Editor’s Note: “Second place in the succinct sweepstakes!”

Ross Gay: “I write because I have questions; because I love books; I love the human voice; others have been so kind as to have written things I have been moved by and feel compelled to talk with; I like to talk with; I like to move; it is so fun; semicolons; the mysteries.”

Editor’s Note: Ross appears to be in on Semicolon Humor (it was once an ice cream franchise, no?). He’s also in on something I read about somewhere, but forget where: All writing is a dialogue with all writings that came before it. It’s as if we’re all at a big table with the masters, jockeying for seats near our favorites (I’m between Twain and Tolstoy), politely saying, “Pass the Plato of potatoes, please.”

Yiyun Li: “I would feel awfully lonely if I stopped.”

Editor’s Note: This sentiment makes sense when you receive occasional acceptances in your inbox. For the forever-rejected writers, however, their loneliness lives on, even as they continue to write. (As Head Swamp Crocodile once tweeted: “Sad!”)

Chigozie Obioma: “I write to redeem myself from the intrinsic pain that comes from trying to unravel the mystery of existence and, by doing so, to help others unpack theirs.”

Editor’s Note: I never considered that the mysteries of existence might be something in my Samsonite between socks and underwear, but it’s a rather cool image! Be careful with that luggage, kind sir!

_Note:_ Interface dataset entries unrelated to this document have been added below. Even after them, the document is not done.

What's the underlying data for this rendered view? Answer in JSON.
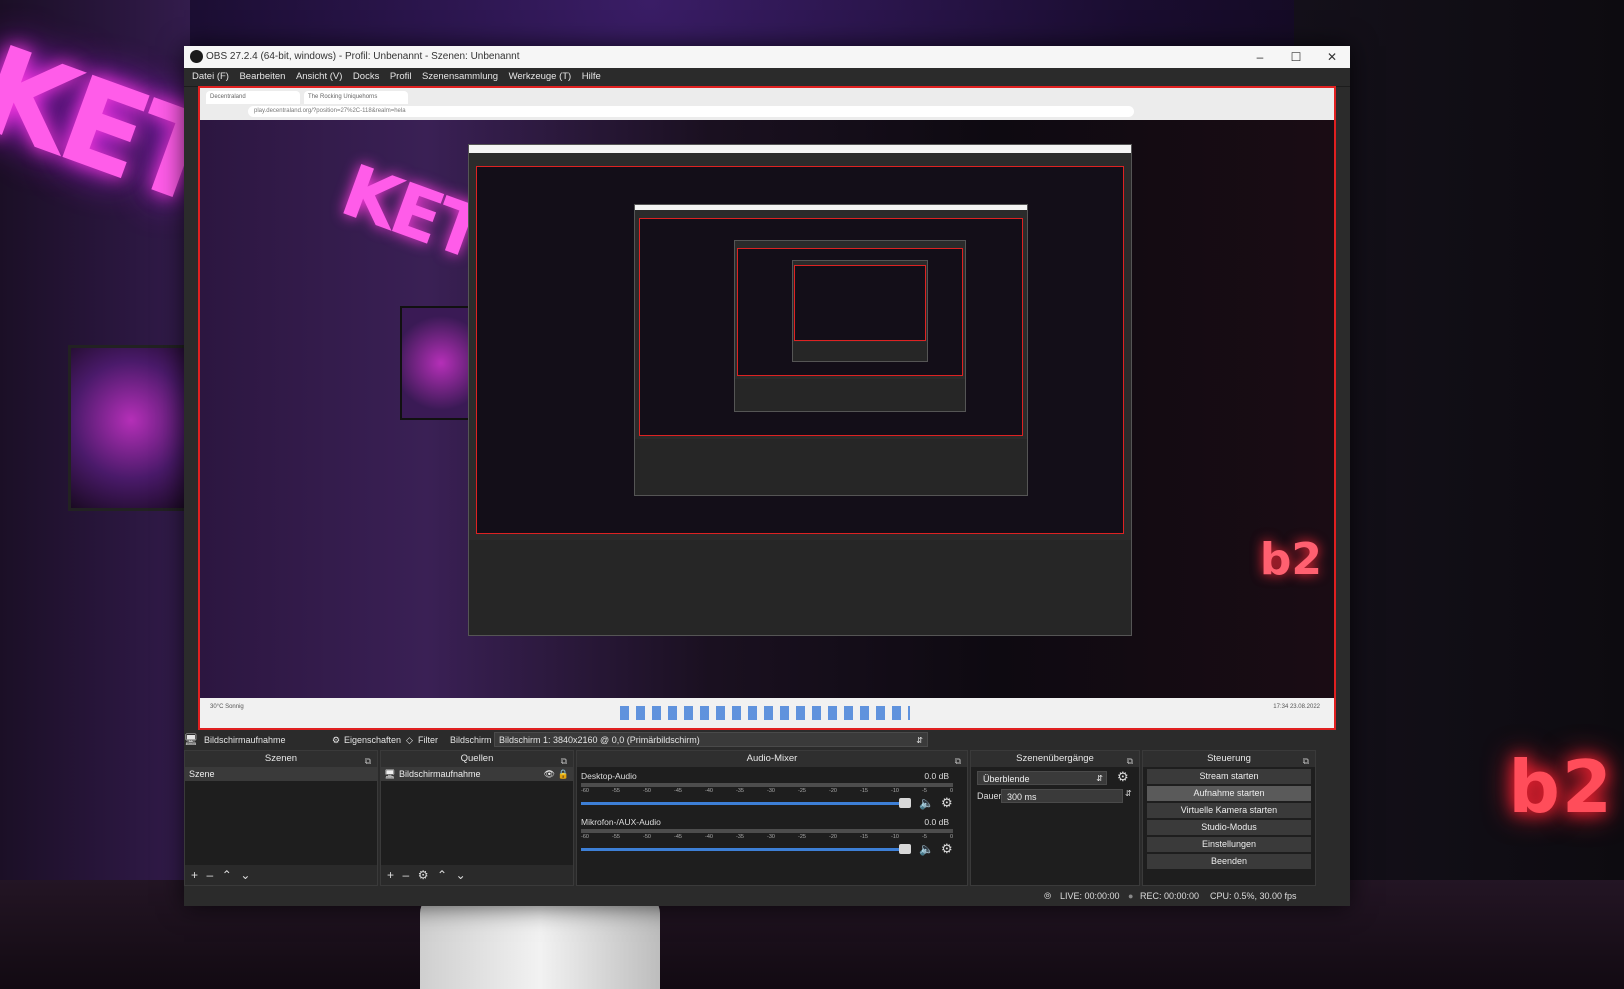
{
  "window": {
    "title": "OBS 27.2.4 (64-bit, windows) - Profil: Unbenannt - Szenen: Unbenannt"
  },
  "menu": [
    "Datei (F)",
    "Bearbeiten",
    "Ansicht (V)",
    "Docks",
    "Profil",
    "Szenensammlung",
    "Werkzeuge (T)",
    "Hilfe"
  ],
  "browser": {
    "tab1": "Decentraland",
    "tab2": "The Rocking Uniquehorns",
    "url": "play.decentraland.org/?position=27%2C-118&realm=hela"
  },
  "taskbar": {
    "weather": "30°C Sonnig",
    "clock": "17:34 23.08.2022"
  },
  "source_toolbar": {
    "source_name": "Bildschirmaufnahme",
    "properties": "Eigenschaften",
    "filter": "Filter",
    "display_label": "Bildschirm",
    "display_value": "Bildschirm 1: 3840x2160 @ 0,0 (Primärbildschirm)"
  },
  "scenes": {
    "title": "Szenen",
    "items": [
      "Szene"
    ]
  },
  "sources": {
    "title": "Quellen",
    "items": [
      "Bildschirmaufnahme"
    ]
  },
  "mixer": {
    "title": "Audio-Mixer",
    "channels": [
      {
        "name": "Desktop-Audio",
        "db": "0.0 dB"
      },
      {
        "name": "Mikrofon-/AUX-Audio",
        "db": "0.0 dB"
      }
    ],
    "ticks": [
      "-60",
      "-55",
      "-50",
      "-45",
      "-40",
      "-35",
      "-30",
      "-25",
      "-20",
      "-15",
      "-10",
      "-5",
      "0"
    ]
  },
  "transitions": {
    "title": "Szenenübergänge",
    "selected": "Überblende",
    "duration_label": "Dauer",
    "duration_value": "300 ms"
  },
  "controls": {
    "title": "Steuerung",
    "buttons": [
      "Stream starten",
      "Aufnahme starten",
      "Virtuelle Kamera starten",
      "Studio-Modus",
      "Einstellungen",
      "Beenden"
    ]
  },
  "status": {
    "live": "LIVE: 00:00:00",
    "rec": "REC: 00:00:00",
    "cpu": "CPU: 0.5%, 30.00 fps"
  },
  "scene_text": {
    "neon": "KET OF",
    "sign": "b2"
  },
  "colors": {
    "accent": "#3d7fd6",
    "preview_border": "#e02020",
    "neon_pink": "#ff5ce9",
    "neon_red": "#ff4d5a"
  }
}
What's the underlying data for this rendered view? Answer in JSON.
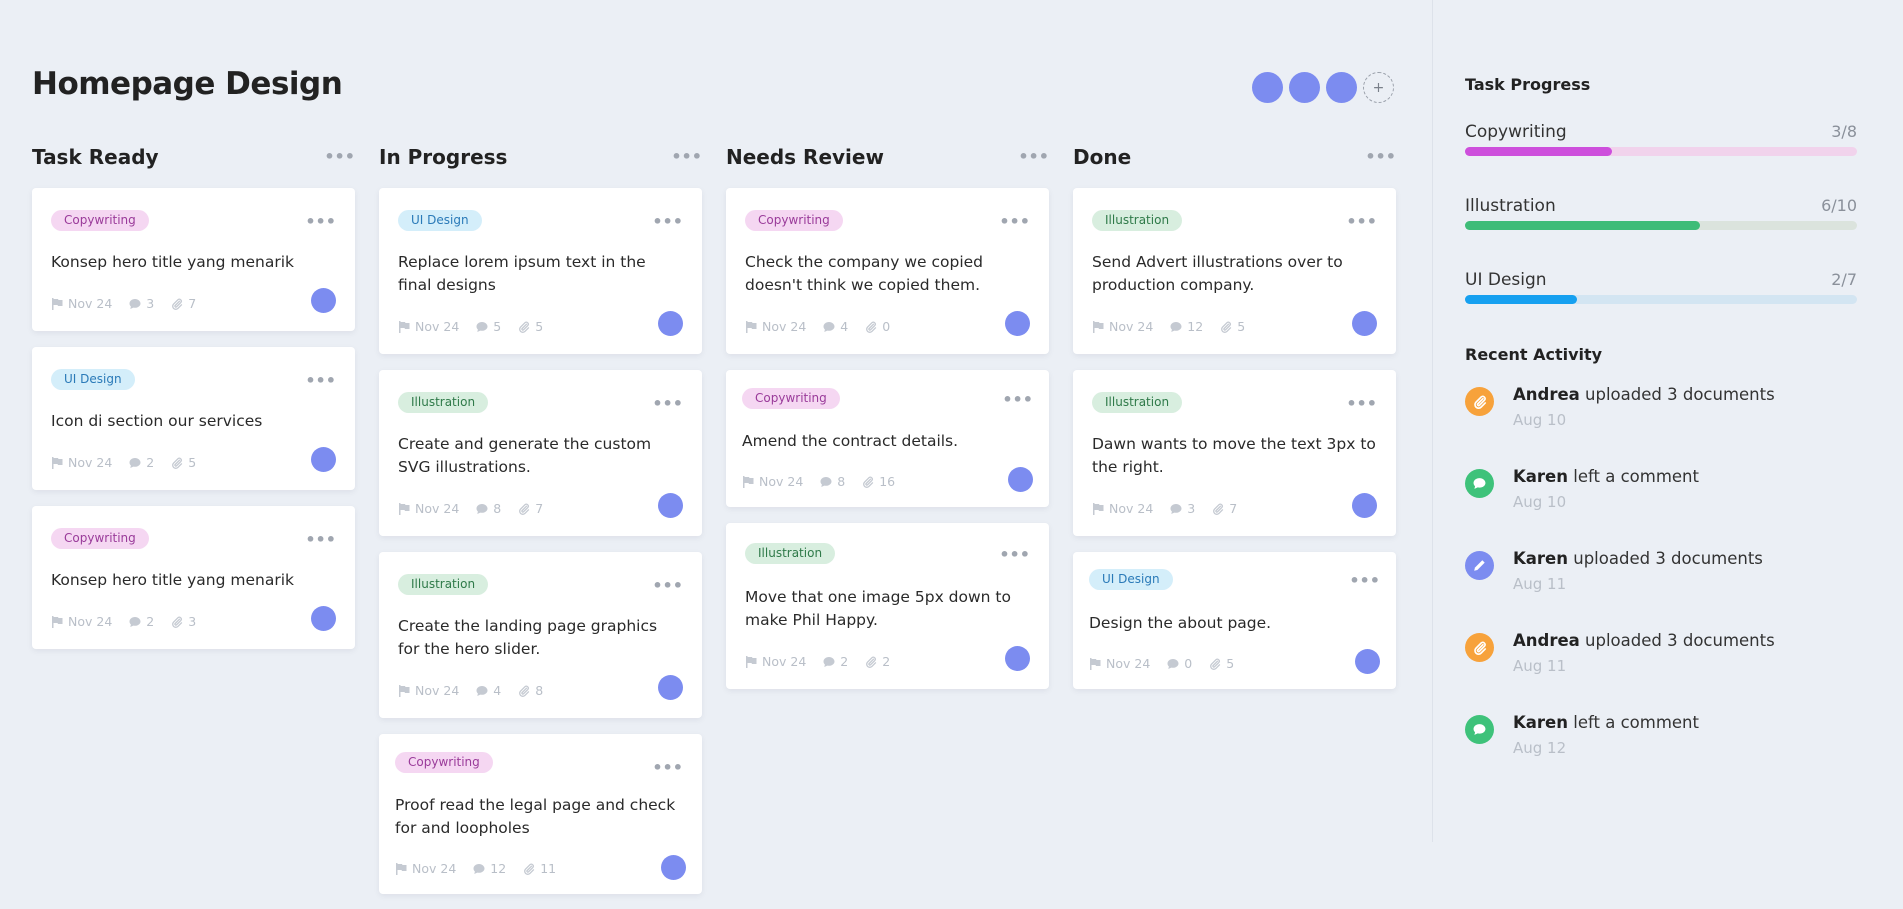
{
  "header": {
    "title": "Homepage Design",
    "add_member_label": "+"
  },
  "colors": {
    "avatar": "#7c8cf0",
    "copywriting": "#cd4fdc",
    "illustration": "#3ebc78",
    "ui_design": "#16a0f0"
  },
  "icons": {
    "column_menu": "more-horizontal-icon",
    "card_menu": "more-horizontal-icon",
    "due_date": "flag-icon",
    "comments": "comment-icon",
    "attachments": "paperclip-icon",
    "activity_upload": "paperclip-icon",
    "activity_comment": "comment-icon",
    "activity_edit": "pencil-icon"
  },
  "board": {
    "columns": [
      {
        "title": "Task Ready",
        "cards": [
          {
            "tag": "Copywriting",
            "tag_type": "copy",
            "title": "Konsep hero title yang menarik",
            "date": "Nov 24",
            "comments": "3",
            "attachments": "7"
          },
          {
            "tag": "UI Design",
            "tag_type": "ui",
            "title": "Icon di section our services",
            "date": "Nov 24",
            "comments": "2",
            "attachments": "5"
          },
          {
            "tag": "Copywriting",
            "tag_type": "copy",
            "title": "Konsep hero title yang menarik",
            "date": "Nov 24",
            "comments": "2",
            "attachments": "3"
          }
        ]
      },
      {
        "title": "In Progress",
        "cards": [
          {
            "tag": "UI Design",
            "tag_type": "ui",
            "title": "Replace lorem ipsum text in the final designs",
            "date": "Nov 24",
            "comments": "5",
            "attachments": "5"
          },
          {
            "tag": "Illustration",
            "tag_type": "ill",
            "title": "Create and generate the custom SVG illustrations.",
            "date": "Nov 24",
            "comments": "8",
            "attachments": "7"
          },
          {
            "tag": "Illustration",
            "tag_type": "ill",
            "title": "Create the landing page graphics for the hero slider.",
            "date": "Nov 24",
            "comments": "4",
            "attachments": "8"
          },
          {
            "tag": "Copywriting",
            "tag_type": "copy",
            "title": "Proof read the legal page and check for and loopholes",
            "date": "Nov 24",
            "comments": "12",
            "attachments": "11"
          }
        ]
      },
      {
        "title": "Needs Review",
        "cards": [
          {
            "tag": "Copywriting",
            "tag_type": "copy",
            "title": "Check the company we copied doesn't think we copied them.",
            "date": "Nov 24",
            "comments": "4",
            "attachments": "0"
          },
          {
            "tag": "Copywriting",
            "tag_type": "copy",
            "title": "Amend the contract details.",
            "date": "Nov 24",
            "comments": "8",
            "attachments": "16"
          },
          {
            "tag": "Illustration",
            "tag_type": "ill",
            "title": "Move that one image 5px down to make Phil Happy.",
            "date": "Nov 24",
            "comments": "2",
            "attachments": "2"
          }
        ]
      },
      {
        "title": "Done",
        "cards": [
          {
            "tag": "Illustration",
            "tag_type": "ill",
            "title": "Send Advert illustrations over to production company.",
            "date": "Nov 24",
            "comments": "12",
            "attachments": "5"
          },
          {
            "tag": "Illustration",
            "tag_type": "ill",
            "title": "Dawn wants to move the text 3px to the right.",
            "date": "Nov 24",
            "comments": "3",
            "attachments": "7"
          },
          {
            "tag": "UI Design",
            "tag_type": "ui",
            "title": "Design the about page.",
            "date": "Nov 24",
            "comments": "0",
            "attachments": "5"
          }
        ]
      }
    ]
  },
  "sidebar": {
    "progress_heading": "Task Progress",
    "progress": [
      {
        "label": "Copywriting",
        "count": "3/8",
        "fraction": 0.375,
        "color": "#cd4fdc",
        "track": "#f1d3ec"
      },
      {
        "label": "Illustration",
        "count": "6/10",
        "fraction": 0.6,
        "color": "#3ebc78",
        "track": "#dbe3dd"
      },
      {
        "label": "UI Design",
        "count": "2/7",
        "fraction": 0.2857,
        "color": "#16a0f0",
        "track": "#d3e5f2"
      }
    ],
    "activity_heading": "Recent Activity",
    "activity": [
      {
        "user": "Andrea",
        "action": "uploaded 3 documents",
        "date": "Aug 10",
        "icon": "paperclip-icon",
        "color": "#f7a23b"
      },
      {
        "user": "Karen",
        "action": "left a comment",
        "date": "Aug 10",
        "icon": "comment-icon",
        "color": "#3ec27a"
      },
      {
        "user": "Karen",
        "action": "uploaded 3 documents",
        "date": "Aug 11",
        "icon": "pencil-icon",
        "color": "#7c8cf0"
      },
      {
        "user": "Andrea",
        "action": "uploaded 3 documents",
        "date": "Aug 11",
        "icon": "paperclip-icon",
        "color": "#f7a23b"
      },
      {
        "user": "Karen",
        "action": "left a comment",
        "date": "Aug 12",
        "icon": "comment-icon",
        "color": "#3ec27a"
      }
    ]
  }
}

And so, gentle reader, in seven semicolons or less, why do you write?